Output the entries below so that they read exactly as they do now.

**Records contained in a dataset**
[Start of section]

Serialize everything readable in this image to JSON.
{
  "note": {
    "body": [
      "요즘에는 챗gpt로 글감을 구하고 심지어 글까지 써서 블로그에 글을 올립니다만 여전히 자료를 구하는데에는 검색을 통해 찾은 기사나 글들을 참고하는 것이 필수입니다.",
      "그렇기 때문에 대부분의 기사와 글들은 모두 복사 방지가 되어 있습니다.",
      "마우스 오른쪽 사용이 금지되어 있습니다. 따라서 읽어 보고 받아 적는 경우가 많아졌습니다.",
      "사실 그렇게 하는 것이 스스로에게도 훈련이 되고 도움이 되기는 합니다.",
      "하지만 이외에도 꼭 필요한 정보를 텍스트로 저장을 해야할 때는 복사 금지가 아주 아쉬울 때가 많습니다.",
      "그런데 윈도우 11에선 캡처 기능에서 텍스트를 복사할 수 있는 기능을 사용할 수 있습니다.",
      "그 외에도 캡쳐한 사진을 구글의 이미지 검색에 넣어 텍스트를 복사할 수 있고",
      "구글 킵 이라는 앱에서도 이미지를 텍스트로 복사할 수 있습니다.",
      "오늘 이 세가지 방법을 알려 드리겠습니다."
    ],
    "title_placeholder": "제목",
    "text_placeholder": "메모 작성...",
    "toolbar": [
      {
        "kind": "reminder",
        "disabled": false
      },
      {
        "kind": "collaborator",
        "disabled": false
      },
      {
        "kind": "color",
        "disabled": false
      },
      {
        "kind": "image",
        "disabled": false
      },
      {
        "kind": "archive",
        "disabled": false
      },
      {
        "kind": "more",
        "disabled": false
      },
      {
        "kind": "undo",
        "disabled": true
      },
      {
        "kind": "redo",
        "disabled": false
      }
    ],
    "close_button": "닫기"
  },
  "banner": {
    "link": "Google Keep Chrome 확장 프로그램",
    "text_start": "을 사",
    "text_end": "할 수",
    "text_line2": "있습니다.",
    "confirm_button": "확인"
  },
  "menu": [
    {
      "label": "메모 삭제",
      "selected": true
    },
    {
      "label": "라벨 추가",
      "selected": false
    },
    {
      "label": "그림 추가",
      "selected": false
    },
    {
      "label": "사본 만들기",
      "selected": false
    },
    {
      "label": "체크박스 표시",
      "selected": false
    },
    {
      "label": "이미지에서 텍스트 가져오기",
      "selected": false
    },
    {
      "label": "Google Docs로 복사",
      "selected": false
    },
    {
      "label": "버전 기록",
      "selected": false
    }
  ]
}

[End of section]

**Your solution**
Serialize everything readable in this image to JSON.
{
  "note": {
    "body": [
      "요즘에는 챗gpt로 글감을 구하고 심지어 글까지 써서 블로그에 글을 올립니다만 여전히 자료를 구하는데에는 검색을 통해 찾은 기사나 글들을 참고하는 것이 필수입니다.",
      "그렇기 때문에 대부분의 기사와 글들은 모두 복사 방지가 되어 있습니다.",
      "마우스 오른쪽 사용이 금지되어 있습니다. 따라서 읽어 보고 받아 적는 경우가 많아졌습니다.",
      "사실 그렇게 하는 것이 스스로에게도 훈련이 되고 도움이 되기는 합니다.",
      "하지만 이외에도 꼭 필요한 정보를 텍스트로 저장을 해야할 때는 복사 금지가 아주 아쉬울 때가 많습니다.",
      "그런데 윈도우 11에선 캡처 기능에서 텍스트를 복사할 수 있는 기능을 사용할 수 있습니다.",
      "그 외에도 캡쳐한 사진을 구글의 이미지 검색에 넣어 텍스트를 복사할 수 있고",
      "구글 킵 이라는 앱에서도 이미지를 텍스트로 복사할 수 있습니다.",
      "오늘 이 세가지 방법을 알려 드리겠습니다."
    ],
    "title_placeholder": "제목",
    "text_placeholder": "메모 작성...",
    "toolbar": [
      {
        "kind": "reminder",
        "disabled": false
      },
      {
        "kind": "collaborator",
        "disabled": false
      },
      {
        "kind": "color",
        "disabled": false
      },
      {
        "kind": "image",
        "disabled": false
      },
      {
        "kind": "archive",
        "disabled": false
      },
      {
        "kind": "more",
        "disabled": false
      },
      {
        "kind": "undo",
        "disabled": true
      },
      {
        "kind": "redo",
        "disabled": false
      }
    ],
    "close_button": "닫기"
  },
  "banner": {
    "link": "Google Keep Chrome 확장 프로그램",
    "text_start": "을 사",
    "text_end": "할 수",
    "text_line2": "있습니다.",
    "confirm_button": "확인"
  },
  "menu": [
    {
      "label": "메모 삭제",
      "selected": true
    },
    {
      "label": "라벨 추가",
      "selected": false
    },
    {
      "label": "그림 추가",
      "selected": false
    },
    {
      "label": "사본 만들기",
      "selected": false
    },
    {
      "label": "체크박스 표시",
      "selected": false
    },
    {
      "label": "이미지에서 텍스트 가져오기",
      "selected": false
    },
    {
      "label": "Google Docs로 복사",
      "selected": false
    },
    {
      "label": "버전 기록",
      "selected": false
    }
  ]
}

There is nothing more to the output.